The possibility of the diminishing aesthetical darkness that had once augmented the veiled beauty of Noh into a mystical world of realistic fantasy is feared with raging odds of the regal art being another commonplace theatrical facade.
Paperback96 pages. Eloquently, Tanizaki elucidates the tantalizing aura of Japanese cuisine asserting the glorious food to be a form of meditation. The aesthetic can be summarized thus: The apprehensions of the Noh theatre installing high voltage lightings for the viewing comfort in large auditoriumbrings dismay to Tanizaki about the worrisome future of Noh losing its true beauty in such extravagant set so,bra.
Junichiro Tanizaki, El elogio de la sombra
It addresses the felt quality of experience in the lived moment, not just as an end in itself but because each such moment belongs to a lifelong series eligio the ideal in which beauty and richness of experience are important components of the good life. Said every generation ever.
From the designs of temples smbra how the architecture tanizaji the building s corroborates with the shadows that add that touching effect to the beauty of it to everyday lighting of streets or artificial lighting of traditional Japanese theaters.
Tanizaki wrote this short book to explain the importance of shadow and darkness in oriental culture Pero esto no es todo: Although his aesthetic is associated with a cultural perspective markedly different from western varieties, there is nevertheless something essentially familiar about it.
Some of his points are well-taken and consistence with esthetic judgments in the West, such as the value and importance of shadow and ambiguity in art, Western photographers for example knowing well that photos are more successful if taken at dawn and dusk, when shadows and softened light enhance the effect compared with the harshness and glare of midday.
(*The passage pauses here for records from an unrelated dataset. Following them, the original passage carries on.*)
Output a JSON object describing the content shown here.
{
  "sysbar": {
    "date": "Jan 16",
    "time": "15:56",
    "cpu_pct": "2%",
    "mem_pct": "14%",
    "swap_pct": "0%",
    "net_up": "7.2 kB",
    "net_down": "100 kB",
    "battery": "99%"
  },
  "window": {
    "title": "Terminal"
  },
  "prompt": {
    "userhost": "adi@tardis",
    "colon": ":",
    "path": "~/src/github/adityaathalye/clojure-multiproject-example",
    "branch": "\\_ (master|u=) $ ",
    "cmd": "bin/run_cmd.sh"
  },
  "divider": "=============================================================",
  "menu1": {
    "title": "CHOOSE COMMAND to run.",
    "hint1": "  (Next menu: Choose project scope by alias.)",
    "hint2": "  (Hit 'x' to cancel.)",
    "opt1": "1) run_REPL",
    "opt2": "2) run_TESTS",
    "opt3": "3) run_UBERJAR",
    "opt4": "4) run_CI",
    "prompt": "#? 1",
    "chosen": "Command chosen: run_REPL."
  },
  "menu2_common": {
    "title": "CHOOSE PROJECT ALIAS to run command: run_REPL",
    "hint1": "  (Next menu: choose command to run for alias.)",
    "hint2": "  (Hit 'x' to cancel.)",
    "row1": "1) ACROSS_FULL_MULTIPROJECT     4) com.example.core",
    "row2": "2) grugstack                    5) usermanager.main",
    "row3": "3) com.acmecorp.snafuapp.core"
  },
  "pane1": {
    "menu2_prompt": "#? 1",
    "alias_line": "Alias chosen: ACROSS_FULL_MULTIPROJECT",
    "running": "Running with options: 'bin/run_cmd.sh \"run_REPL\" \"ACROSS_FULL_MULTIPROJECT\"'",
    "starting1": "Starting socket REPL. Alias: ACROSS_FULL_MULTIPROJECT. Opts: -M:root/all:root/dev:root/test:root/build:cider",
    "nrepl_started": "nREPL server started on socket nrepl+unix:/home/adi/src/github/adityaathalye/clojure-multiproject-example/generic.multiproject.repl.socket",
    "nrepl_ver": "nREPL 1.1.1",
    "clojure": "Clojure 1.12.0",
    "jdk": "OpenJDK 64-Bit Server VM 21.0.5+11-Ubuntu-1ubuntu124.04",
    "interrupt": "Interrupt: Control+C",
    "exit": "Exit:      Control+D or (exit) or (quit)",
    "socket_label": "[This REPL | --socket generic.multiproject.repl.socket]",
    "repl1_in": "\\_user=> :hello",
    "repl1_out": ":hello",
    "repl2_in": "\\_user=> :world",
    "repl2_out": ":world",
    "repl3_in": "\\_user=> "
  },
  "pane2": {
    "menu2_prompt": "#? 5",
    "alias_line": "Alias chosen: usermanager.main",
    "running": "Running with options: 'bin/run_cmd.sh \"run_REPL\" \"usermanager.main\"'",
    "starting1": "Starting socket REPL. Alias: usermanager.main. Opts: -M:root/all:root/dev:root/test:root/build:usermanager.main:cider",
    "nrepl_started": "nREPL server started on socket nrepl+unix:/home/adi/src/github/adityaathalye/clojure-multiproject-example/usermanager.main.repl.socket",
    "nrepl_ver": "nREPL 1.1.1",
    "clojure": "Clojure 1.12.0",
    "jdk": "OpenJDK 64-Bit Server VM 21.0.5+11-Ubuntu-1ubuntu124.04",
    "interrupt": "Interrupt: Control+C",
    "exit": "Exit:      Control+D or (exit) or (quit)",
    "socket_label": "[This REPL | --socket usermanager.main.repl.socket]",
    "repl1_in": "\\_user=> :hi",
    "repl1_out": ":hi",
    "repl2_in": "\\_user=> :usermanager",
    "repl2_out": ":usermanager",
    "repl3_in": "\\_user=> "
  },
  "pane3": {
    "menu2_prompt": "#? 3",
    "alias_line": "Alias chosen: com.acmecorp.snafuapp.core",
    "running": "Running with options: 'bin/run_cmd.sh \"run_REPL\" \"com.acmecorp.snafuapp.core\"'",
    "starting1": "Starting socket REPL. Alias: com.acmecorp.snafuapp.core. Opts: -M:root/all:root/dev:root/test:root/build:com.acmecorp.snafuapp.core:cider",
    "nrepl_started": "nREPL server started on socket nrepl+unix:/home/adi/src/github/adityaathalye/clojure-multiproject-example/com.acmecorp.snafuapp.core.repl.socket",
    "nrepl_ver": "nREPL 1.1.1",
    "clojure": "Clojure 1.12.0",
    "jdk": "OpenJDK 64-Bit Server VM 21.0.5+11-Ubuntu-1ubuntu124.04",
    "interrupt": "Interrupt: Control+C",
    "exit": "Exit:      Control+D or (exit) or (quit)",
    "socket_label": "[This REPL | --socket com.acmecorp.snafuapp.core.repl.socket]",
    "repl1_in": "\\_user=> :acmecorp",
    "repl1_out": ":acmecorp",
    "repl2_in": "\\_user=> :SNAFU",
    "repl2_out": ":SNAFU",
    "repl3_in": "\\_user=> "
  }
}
Foreign ink and pen would not be as popular as they are; the talk of discarding our system of writing for Roman letters would be less noisy.
Regarding the new translation published by Sora Books, David Mitchell, author of Cloud Atlas, wrote, “A rhapsodic meditation on a vanishing world, its aesthetics and its values. Although his aesthetic is associated with a cultural perspective markedly different from western varieties, there is nevertheless something essentially familiar about it. In Praise of Shadows. Eoogio with all the elements mentioned above, the free floating form of zuihitsu permits Tanizaki to comment on the complaints of the elderly, street lights, even throw in a recipe for a special kind of sushi.
Already sketched out in a series of comments that appear in Some Prefer NettlesTanizaki’s aesthetic credo, in the more finished form of this essay, was originally published in in Japanese.
It’s been a year or so since I read it–but I still recall his image of enamelwork which is garish and awful in broad daylight, but has incredible al and charm in low light–which is not a defect, as we would see in Western culture, but simply that it’s designed to be seen in that mysterious light of the traditional Japanese structure.
And so it has come to be that the beauty of a Japanese room depends on the variation of shadows, heavy shadows against light shadows—it has nothing else. Kids these days, no respect. Frequently his stories are narrated in the context of a search ka cultural identity in which constructions of “the West” and “Japanese tradition” are juxtaposed.